(Beginning of Input material)
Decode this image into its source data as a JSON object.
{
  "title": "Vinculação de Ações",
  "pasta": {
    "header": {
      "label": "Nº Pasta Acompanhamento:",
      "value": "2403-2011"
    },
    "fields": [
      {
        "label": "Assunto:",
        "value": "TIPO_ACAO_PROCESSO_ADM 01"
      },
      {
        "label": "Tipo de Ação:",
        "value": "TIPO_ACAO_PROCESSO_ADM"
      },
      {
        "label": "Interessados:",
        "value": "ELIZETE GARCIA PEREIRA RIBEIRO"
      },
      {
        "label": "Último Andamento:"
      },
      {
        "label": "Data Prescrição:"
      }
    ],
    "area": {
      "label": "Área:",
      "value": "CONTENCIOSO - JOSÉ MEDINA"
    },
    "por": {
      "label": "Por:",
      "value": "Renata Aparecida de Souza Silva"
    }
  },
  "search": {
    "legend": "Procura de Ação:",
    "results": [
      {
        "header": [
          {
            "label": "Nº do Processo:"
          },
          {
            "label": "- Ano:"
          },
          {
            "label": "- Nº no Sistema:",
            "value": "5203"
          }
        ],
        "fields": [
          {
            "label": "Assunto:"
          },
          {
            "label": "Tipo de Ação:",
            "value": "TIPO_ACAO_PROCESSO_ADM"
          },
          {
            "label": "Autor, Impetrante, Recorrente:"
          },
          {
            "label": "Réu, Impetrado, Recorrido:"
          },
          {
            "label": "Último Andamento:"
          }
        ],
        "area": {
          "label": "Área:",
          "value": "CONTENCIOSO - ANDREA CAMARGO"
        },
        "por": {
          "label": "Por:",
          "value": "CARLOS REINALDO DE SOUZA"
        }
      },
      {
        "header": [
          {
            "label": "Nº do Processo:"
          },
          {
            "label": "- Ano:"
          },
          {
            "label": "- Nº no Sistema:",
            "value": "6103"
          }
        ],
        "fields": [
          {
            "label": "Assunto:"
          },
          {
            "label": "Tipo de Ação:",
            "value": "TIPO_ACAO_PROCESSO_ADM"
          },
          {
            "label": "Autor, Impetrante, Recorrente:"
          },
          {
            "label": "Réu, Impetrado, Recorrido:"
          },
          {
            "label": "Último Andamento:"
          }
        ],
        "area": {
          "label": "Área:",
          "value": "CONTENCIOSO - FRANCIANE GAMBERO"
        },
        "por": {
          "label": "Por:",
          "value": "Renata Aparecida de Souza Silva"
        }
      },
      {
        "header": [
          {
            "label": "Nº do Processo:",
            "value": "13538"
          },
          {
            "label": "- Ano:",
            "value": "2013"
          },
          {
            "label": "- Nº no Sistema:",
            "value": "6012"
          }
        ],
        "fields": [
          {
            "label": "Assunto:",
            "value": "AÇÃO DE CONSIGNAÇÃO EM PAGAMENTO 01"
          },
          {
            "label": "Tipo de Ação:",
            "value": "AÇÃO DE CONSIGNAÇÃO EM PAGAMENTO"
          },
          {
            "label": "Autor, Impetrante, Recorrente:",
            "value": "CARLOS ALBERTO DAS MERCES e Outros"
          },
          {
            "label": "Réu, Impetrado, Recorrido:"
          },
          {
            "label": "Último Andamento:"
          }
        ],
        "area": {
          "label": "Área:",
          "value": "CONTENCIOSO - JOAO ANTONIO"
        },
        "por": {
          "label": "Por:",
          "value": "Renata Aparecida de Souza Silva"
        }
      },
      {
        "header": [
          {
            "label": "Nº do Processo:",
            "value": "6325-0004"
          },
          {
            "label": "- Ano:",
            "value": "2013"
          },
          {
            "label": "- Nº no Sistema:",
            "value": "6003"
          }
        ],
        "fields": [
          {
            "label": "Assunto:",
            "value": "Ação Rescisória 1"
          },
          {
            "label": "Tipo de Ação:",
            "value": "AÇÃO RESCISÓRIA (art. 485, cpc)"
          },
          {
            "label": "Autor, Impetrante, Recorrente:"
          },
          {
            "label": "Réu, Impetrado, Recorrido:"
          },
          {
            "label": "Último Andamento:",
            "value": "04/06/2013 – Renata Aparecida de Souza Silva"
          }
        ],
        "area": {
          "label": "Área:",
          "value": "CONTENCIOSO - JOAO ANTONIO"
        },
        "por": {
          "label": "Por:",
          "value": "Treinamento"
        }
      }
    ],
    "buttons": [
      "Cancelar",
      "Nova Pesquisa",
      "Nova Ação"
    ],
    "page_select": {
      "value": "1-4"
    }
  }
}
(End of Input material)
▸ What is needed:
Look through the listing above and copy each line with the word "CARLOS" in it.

▸ Result:
          "value": "CARLOS REINALDO DE SOUZA"
            "value": "CARLOS ALBERTO DAS MERCES e Outros"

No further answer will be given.